BEGIN Dataset excerpts
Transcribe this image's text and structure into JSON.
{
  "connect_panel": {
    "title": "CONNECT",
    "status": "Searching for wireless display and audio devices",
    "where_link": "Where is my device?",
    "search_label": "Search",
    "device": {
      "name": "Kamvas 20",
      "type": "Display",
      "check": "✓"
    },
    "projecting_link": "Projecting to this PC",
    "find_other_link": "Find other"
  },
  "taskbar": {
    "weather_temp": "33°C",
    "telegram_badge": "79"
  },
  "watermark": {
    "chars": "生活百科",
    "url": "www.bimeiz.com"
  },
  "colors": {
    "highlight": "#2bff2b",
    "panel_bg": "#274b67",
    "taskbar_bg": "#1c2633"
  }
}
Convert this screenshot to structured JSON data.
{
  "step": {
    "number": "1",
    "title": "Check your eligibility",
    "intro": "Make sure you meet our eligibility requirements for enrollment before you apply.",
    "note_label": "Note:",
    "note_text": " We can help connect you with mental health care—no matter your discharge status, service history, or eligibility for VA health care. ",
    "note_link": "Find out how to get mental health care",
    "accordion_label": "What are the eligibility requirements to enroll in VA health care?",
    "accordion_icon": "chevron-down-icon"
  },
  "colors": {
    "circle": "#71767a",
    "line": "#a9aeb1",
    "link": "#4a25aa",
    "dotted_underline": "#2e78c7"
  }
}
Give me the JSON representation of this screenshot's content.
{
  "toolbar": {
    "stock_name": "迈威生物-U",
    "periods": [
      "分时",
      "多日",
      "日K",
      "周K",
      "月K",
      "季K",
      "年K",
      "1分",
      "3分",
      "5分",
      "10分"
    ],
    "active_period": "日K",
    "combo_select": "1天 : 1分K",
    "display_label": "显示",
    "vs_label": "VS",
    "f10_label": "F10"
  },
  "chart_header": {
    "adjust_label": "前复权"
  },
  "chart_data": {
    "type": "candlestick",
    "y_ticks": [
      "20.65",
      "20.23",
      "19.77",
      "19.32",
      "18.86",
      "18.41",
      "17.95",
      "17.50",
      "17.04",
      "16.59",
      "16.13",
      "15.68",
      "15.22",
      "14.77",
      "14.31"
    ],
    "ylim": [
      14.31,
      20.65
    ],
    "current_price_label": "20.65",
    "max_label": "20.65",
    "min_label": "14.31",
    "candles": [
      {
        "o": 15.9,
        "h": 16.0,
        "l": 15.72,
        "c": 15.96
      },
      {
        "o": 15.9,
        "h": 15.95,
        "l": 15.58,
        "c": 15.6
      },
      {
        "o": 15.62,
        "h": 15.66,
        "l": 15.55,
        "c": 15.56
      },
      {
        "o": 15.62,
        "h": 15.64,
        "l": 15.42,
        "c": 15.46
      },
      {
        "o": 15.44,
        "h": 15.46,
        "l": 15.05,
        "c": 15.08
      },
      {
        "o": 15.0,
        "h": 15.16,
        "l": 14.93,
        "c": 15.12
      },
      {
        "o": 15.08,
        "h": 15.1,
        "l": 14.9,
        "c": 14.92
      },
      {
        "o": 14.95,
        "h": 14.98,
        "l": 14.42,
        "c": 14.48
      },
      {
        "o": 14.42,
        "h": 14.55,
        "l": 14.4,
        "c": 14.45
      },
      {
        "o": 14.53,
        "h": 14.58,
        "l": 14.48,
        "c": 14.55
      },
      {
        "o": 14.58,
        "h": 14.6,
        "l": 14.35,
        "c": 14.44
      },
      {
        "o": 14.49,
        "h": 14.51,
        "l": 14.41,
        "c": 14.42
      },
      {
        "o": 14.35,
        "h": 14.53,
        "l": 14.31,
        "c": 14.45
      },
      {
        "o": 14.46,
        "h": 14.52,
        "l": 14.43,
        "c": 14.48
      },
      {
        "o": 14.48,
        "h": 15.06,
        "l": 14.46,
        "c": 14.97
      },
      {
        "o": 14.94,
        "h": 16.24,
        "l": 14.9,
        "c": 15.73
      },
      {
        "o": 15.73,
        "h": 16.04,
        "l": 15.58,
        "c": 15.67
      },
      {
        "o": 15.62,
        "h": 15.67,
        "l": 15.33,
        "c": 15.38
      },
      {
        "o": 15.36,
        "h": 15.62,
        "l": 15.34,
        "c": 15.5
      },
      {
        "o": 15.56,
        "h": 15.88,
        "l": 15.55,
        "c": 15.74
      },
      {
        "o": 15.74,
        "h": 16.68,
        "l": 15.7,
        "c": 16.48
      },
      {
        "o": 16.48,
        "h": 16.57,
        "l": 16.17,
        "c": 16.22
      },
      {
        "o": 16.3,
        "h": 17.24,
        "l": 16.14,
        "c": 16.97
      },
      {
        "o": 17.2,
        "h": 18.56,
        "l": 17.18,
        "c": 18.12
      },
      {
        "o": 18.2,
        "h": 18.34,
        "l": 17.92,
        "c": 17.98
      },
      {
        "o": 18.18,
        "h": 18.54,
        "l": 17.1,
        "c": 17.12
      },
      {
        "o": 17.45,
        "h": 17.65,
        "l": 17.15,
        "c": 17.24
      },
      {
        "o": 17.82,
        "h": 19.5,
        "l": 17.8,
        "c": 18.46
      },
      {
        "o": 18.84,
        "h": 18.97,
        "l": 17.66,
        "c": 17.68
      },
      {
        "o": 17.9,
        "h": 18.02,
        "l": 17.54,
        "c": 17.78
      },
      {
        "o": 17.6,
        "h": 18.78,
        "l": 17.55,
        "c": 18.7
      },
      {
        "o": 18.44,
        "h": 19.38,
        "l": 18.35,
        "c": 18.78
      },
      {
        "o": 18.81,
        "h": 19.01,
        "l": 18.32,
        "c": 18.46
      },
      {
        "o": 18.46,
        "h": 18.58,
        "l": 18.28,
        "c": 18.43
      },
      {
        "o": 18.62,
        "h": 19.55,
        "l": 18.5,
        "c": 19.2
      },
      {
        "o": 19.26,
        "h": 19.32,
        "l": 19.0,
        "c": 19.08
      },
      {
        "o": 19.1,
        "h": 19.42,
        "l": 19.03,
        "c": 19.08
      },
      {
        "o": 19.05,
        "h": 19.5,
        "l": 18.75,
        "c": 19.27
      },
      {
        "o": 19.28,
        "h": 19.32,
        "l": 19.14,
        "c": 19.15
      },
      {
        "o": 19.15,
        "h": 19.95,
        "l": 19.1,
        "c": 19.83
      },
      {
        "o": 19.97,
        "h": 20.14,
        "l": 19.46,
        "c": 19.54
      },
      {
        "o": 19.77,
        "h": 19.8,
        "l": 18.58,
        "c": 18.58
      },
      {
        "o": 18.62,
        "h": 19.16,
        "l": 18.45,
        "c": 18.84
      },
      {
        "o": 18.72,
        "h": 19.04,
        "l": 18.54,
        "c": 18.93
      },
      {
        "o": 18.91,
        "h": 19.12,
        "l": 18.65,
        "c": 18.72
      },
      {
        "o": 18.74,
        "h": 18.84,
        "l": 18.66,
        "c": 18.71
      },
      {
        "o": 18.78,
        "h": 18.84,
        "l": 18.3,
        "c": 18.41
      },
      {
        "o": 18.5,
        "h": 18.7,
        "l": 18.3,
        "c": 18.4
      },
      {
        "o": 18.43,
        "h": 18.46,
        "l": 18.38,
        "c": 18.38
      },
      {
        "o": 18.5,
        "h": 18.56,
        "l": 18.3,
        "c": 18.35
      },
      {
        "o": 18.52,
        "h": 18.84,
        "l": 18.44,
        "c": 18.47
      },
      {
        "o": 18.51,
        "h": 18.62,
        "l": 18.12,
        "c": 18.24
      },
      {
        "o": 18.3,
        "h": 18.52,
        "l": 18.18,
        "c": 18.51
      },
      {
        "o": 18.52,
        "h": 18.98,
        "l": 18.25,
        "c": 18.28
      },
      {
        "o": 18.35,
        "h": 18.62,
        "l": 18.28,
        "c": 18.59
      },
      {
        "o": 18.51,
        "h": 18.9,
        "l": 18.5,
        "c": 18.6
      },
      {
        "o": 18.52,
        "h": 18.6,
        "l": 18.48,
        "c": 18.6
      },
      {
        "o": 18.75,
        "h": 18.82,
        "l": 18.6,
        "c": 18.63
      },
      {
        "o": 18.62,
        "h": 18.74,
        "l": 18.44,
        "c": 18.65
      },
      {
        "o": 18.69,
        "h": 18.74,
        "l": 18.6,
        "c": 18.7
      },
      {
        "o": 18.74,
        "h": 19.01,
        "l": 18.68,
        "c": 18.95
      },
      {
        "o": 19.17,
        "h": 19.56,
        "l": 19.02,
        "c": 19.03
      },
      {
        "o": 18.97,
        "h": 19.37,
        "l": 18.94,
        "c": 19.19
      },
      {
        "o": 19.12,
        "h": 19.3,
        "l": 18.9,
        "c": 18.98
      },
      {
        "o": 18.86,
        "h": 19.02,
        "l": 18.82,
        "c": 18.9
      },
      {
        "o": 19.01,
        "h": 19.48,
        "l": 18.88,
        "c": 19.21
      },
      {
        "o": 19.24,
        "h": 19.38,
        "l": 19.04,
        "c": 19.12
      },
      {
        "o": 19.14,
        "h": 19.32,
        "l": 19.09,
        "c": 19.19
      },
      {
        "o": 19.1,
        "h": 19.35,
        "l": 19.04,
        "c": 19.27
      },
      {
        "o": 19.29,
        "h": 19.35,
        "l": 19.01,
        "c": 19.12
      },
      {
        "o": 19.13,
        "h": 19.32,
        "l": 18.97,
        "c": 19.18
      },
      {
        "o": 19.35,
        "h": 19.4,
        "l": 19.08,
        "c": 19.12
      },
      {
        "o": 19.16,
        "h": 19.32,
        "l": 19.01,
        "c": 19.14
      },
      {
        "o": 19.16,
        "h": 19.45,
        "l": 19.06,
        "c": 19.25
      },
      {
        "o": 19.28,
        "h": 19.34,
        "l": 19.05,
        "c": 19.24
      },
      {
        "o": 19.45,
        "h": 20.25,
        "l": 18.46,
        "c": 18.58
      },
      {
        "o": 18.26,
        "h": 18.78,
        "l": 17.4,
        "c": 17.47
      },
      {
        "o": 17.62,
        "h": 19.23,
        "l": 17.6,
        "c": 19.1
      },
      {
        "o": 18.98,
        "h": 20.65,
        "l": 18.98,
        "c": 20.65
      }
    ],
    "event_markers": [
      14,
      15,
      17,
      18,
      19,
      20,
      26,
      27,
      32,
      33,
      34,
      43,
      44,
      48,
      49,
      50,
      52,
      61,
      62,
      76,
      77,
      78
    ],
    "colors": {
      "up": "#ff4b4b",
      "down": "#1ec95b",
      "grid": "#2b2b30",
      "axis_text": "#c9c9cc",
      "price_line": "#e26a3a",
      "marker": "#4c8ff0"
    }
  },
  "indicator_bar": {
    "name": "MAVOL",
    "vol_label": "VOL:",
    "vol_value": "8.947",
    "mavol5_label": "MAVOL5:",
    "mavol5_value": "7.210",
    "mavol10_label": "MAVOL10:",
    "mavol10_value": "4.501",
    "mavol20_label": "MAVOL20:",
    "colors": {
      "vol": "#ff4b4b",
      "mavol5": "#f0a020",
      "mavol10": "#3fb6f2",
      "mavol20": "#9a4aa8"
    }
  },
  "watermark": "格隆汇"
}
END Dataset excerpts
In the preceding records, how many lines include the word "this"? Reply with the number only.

Result:
4